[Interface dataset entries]
>>>

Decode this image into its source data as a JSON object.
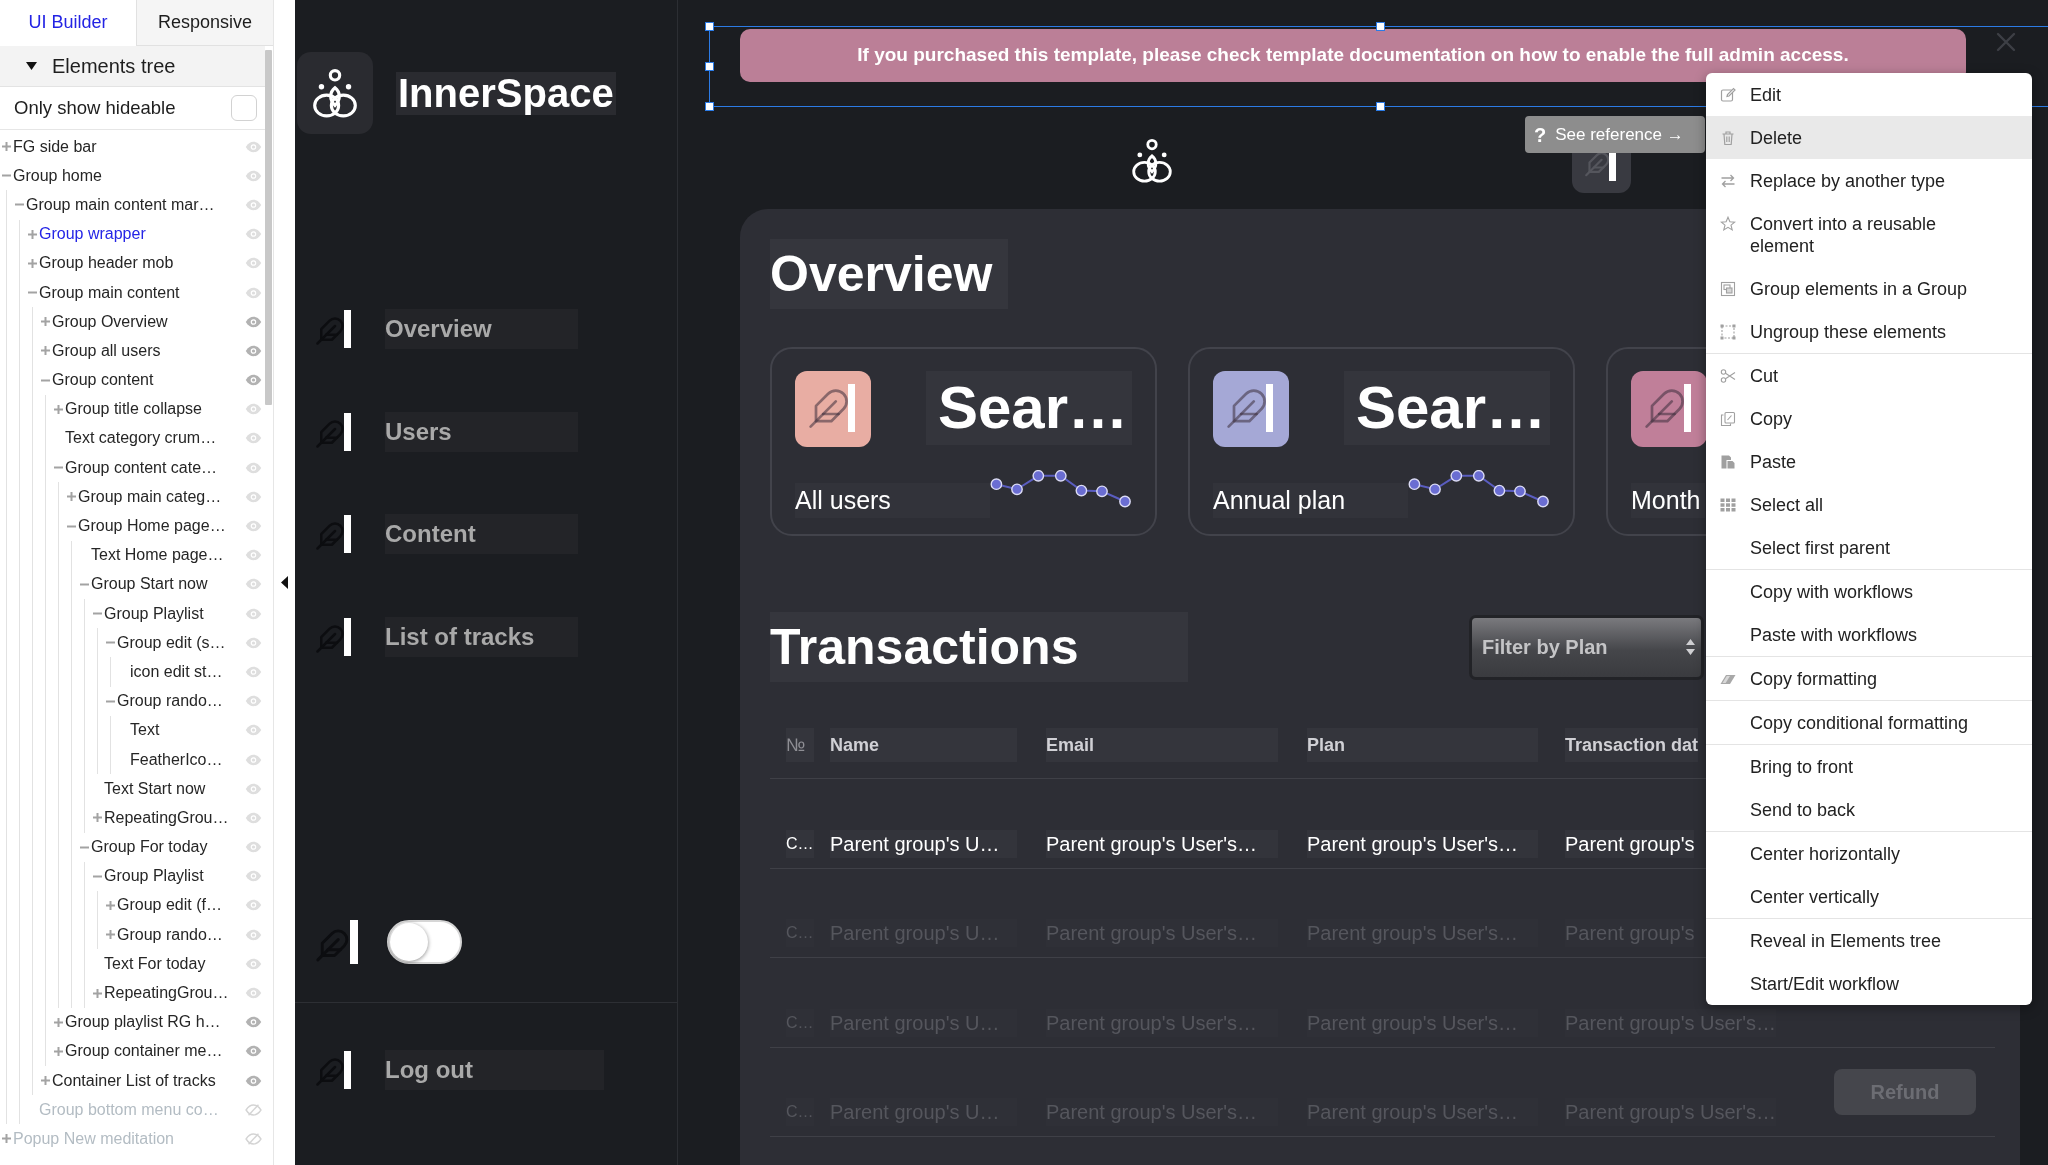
{
  "editor_tabs": [
    {
      "label": "UI Builder",
      "selected": true
    },
    {
      "label": "Responsive",
      "selected": false
    }
  ],
  "elements_tree": {
    "title": "Elements tree",
    "expanded": true,
    "filter": {
      "label": "Only show hideable",
      "checked": false
    },
    "items": [
      {
        "label": "FG side bar",
        "selected": false,
        "expandable": true,
        "expanded": false,
        "hidden": false,
        "eye_dark": false
      },
      {
        "label": "Group home",
        "selected": false,
        "expandable": true,
        "expanded": true,
        "hidden": false,
        "eye_dark": false,
        "children": [
          {
            "label": "Group main content mar…",
            "selected": false,
            "expandable": true,
            "expanded": true,
            "hidden": false,
            "eye_dark": false,
            "children": [
              {
                "label": "Group wrapper",
                "selected": true,
                "expandable": true,
                "expanded": false,
                "hidden": false,
                "eye_dark": false
              },
              {
                "label": "Group header mob",
                "selected": false,
                "expandable": true,
                "expanded": false,
                "hidden": false,
                "eye_dark": false
              },
              {
                "label": "Group main content",
                "selected": false,
                "expandable": true,
                "expanded": true,
                "hidden": false,
                "eye_dark": false,
                "children": [
                  {
                    "label": "Group Overview",
                    "selected": false,
                    "expandable": true,
                    "expanded": false,
                    "hidden": false,
                    "eye_dark": true
                  },
                  {
                    "label": "Group all users",
                    "selected": false,
                    "expandable": true,
                    "expanded": false,
                    "hidden": false,
                    "eye_dark": true
                  },
                  {
                    "label": "Group content",
                    "selected": false,
                    "expandable": true,
                    "expanded": true,
                    "hidden": false,
                    "eye_dark": true,
                    "children": [
                      {
                        "label": "Group title collapse",
                        "selected": false,
                        "expandable": true,
                        "expanded": false,
                        "hidden": false,
                        "eye_dark": false
                      },
                      {
                        "label": "Text category crum…",
                        "selected": false,
                        "expandable": false,
                        "expanded": false,
                        "hidden": false,
                        "eye_dark": false
                      },
                      {
                        "label": "Group content cate…",
                        "selected": false,
                        "expandable": true,
                        "expanded": true,
                        "hidden": false,
                        "eye_dark": false,
                        "children": [
                          {
                            "label": "Group main categ…",
                            "selected": false,
                            "expandable": true,
                            "expanded": false,
                            "hidden": false,
                            "eye_dark": false
                          },
                          {
                            "label": "Group Home page…",
                            "selected": false,
                            "expandable": true,
                            "expanded": true,
                            "hidden": false,
                            "eye_dark": false,
                            "children": [
                              {
                                "label": "Text Home page…",
                                "selected": false,
                                "expandable": false,
                                "expanded": false,
                                "hidden": false,
                                "eye_dark": false
                              },
                              {
                                "label": "Group Start now",
                                "selected": false,
                                "expandable": true,
                                "expanded": true,
                                "hidden": false,
                                "eye_dark": false,
                                "children": [
                                  {
                                    "label": "Group Playlist",
                                    "selected": false,
                                    "expandable": true,
                                    "expanded": true,
                                    "hidden": false,
                                    "eye_dark": false,
                                    "children": [
                                      {
                                        "label": "Group edit (s…",
                                        "selected": false,
                                        "expandable": true,
                                        "expanded": true,
                                        "hidden": false,
                                        "eye_dark": false,
                                        "children": [
                                          {
                                            "label": "icon edit st…",
                                            "selected": false,
                                            "expandable": false,
                                            "expanded": false,
                                            "hidden": false,
                                            "eye_dark": false
                                          }
                                        ]
                                      },
                                      {
                                        "label": "Group rando…",
                                        "selected": false,
                                        "expandable": true,
                                        "expanded": true,
                                        "hidden": false,
                                        "eye_dark": false,
                                        "children": [
                                          {
                                            "label": "Text",
                                            "selected": false,
                                            "expandable": false,
                                            "expanded": false,
                                            "hidden": false,
                                            "eye_dark": false
                                          },
                                          {
                                            "label": "FeatherIco…",
                                            "selected": false,
                                            "expandable": false,
                                            "expanded": false,
                                            "hidden": false,
                                            "eye_dark": false
                                          }
                                        ]
                                      }
                                    ]
                                  },
                                  {
                                    "label": "Text Start now",
                                    "selected": false,
                                    "expandable": false,
                                    "expanded": false,
                                    "hidden": false,
                                    "eye_dark": false
                                  },
                                  {
                                    "label": "RepeatingGrou…",
                                    "selected": false,
                                    "expandable": true,
                                    "expanded": false,
                                    "hidden": false,
                                    "eye_dark": false
                                  }
                                ]
                              },
                              {
                                "label": "Group For today",
                                "selected": false,
                                "expandable": true,
                                "expanded": true,
                                "hidden": false,
                                "eye_dark": false,
                                "children": [
                                  {
                                    "label": "Group Playlist",
                                    "selected": false,
                                    "expandable": true,
                                    "expanded": true,
                                    "hidden": false,
                                    "eye_dark": false,
                                    "children": [
                                      {
                                        "label": "Group edit (f…",
                                        "selected": false,
                                        "expandable": true,
                                        "expanded": false,
                                        "hidden": false,
                                        "eye_dark": false
                                      },
                                      {
                                        "label": "Group rando…",
                                        "selected": false,
                                        "expandable": true,
                                        "expanded": false,
                                        "hidden": false,
                                        "eye_dark": false
                                      }
                                    ]
                                  },
                                  {
                                    "label": "Text For today",
                                    "selected": false,
                                    "expandable": false,
                                    "expanded": false,
                                    "hidden": false,
                                    "eye_dark": false
                                  },
                                  {
                                    "label": "RepeatingGrou…",
                                    "selected": false,
                                    "expandable": true,
                                    "expanded": false,
                                    "hidden": false,
                                    "eye_dark": false
                                  }
                                ]
                              }
                            ]
                          }
                        ]
                      },
                      {
                        "label": "Group playlist RG h…",
                        "selected": false,
                        "expandable": true,
                        "expanded": false,
                        "hidden": false,
                        "eye_dark": true
                      },
                      {
                        "label": "Group container me…",
                        "selected": false,
                        "expandable": true,
                        "expanded": false,
                        "hidden": false,
                        "eye_dark": true
                      }
                    ]
                  },
                  {
                    "label": "Container List of tracks",
                    "selected": false,
                    "expandable": true,
                    "expanded": false,
                    "hidden": false,
                    "eye_dark": true
                  }
                ]
              },
              {
                "label": "Group bottom menu co…",
                "selected": false,
                "expandable": false,
                "expanded": false,
                "hidden": true,
                "eye_dark": false
              }
            ]
          }
        ]
      },
      {
        "label": "Popup New meditation",
        "selected": false,
        "expandable": true,
        "expanded": false,
        "hidden": true,
        "eye_dark": false
      }
    ]
  },
  "app": {
    "brand": "InnerSpace",
    "nav": [
      {
        "label": "Overview"
      },
      {
        "label": "Users"
      },
      {
        "label": "Content"
      },
      {
        "label": "List of tracks"
      }
    ],
    "toggle": {
      "on": false
    },
    "logout": "Log out"
  },
  "banner": {
    "text": "If you purchased this template, please check template documentation on how to enable the full admin access.",
    "selected": true
  },
  "tooltip": {
    "mark": "?",
    "label": "See reference →"
  },
  "overview": {
    "title": "Overview",
    "cards": [
      {
        "value": "Sear…",
        "label": "All users",
        "color": "#e8ada3"
      },
      {
        "value": "Sear…",
        "label": "Annual plan",
        "color": "#a5a8d6"
      },
      {
        "label": "Month",
        "color": "#c07f99"
      }
    ]
  },
  "transactions": {
    "title": "Transactions",
    "filter": {
      "placeholder": "Filter by Plan"
    },
    "columns": [
      "№",
      "Name",
      "Email",
      "Plan",
      "Transaction dat"
    ],
    "rows": [
      {
        "cells": [
          "C…",
          "Parent group's U…",
          "Parent group's User's…",
          "Parent group's User's…",
          "Parent group's"
        ],
        "dimmed": false
      },
      {
        "cells": [
          "C…",
          "Parent group's U…",
          "Parent group's User's…",
          "Parent group's User's…",
          "Parent group's"
        ],
        "dimmed": true
      },
      {
        "cells": [
          "C…",
          "Parent group's U…",
          "Parent group's User's…",
          "Parent group's User's…",
          "Parent group's User's…"
        ],
        "dimmed": true
      },
      {
        "cells": [
          "C…",
          "Parent group's U…",
          "Parent group's User's…",
          "Parent group's User's…",
          "Parent group's User's…"
        ],
        "dimmed": true,
        "button": "Refund"
      }
    ]
  },
  "context_menu": {
    "groups": [
      [
        {
          "label": "Edit",
          "kind": "edit",
          "highlighted": false
        },
        {
          "label": "Delete",
          "kind": "delete",
          "highlighted": true
        },
        {
          "label": "Replace by another type",
          "kind": "replace",
          "highlighted": false
        },
        {
          "label": "Convert into a reusable element",
          "kind": "convert",
          "highlighted": false
        },
        {
          "label": "Group elements in a Group",
          "kind": "group",
          "highlighted": false
        },
        {
          "label": "Ungroup these elements",
          "kind": "ungroup",
          "highlighted": false
        }
      ],
      [
        {
          "label": "Cut",
          "kind": "cut",
          "highlighted": false
        },
        {
          "label": "Copy",
          "kind": "copy",
          "highlighted": false
        },
        {
          "label": "Paste",
          "kind": "paste",
          "highlighted": false
        },
        {
          "label": "Select all",
          "kind": "grid",
          "highlighted": false
        },
        {
          "label": "Select first parent",
          "kind": "plain",
          "highlighted": false
        }
      ],
      [
        {
          "label": "Copy with workflows",
          "kind": "plain",
          "highlighted": false
        },
        {
          "label": "Paste with workflows",
          "kind": "plain",
          "highlighted": false
        }
      ],
      [
        {
          "label": "Copy formatting",
          "kind": "format",
          "highlighted": false
        }
      ],
      [
        {
          "label": "Copy conditional formatting",
          "kind": "plain",
          "highlighted": false
        }
      ],
      [
        {
          "label": "Bring to front",
          "kind": "plain",
          "highlighted": false
        },
        {
          "label": "Send to back",
          "kind": "plain",
          "highlighted": false
        }
      ],
      [
        {
          "label": "Center horizontally",
          "kind": "plain",
          "highlighted": false
        },
        {
          "label": "Center vertically",
          "kind": "plain",
          "highlighted": false
        }
      ],
      [
        {
          "label": "Reveal in Elements tree",
          "kind": "plain",
          "highlighted": false
        },
        {
          "label": "Start/Edit workflow",
          "kind": "plain",
          "highlighted": false
        }
      ]
    ]
  }
}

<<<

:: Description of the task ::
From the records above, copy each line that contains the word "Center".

:: Response box ::
          "label": "Center horizontally",
          "label": "Center vertically",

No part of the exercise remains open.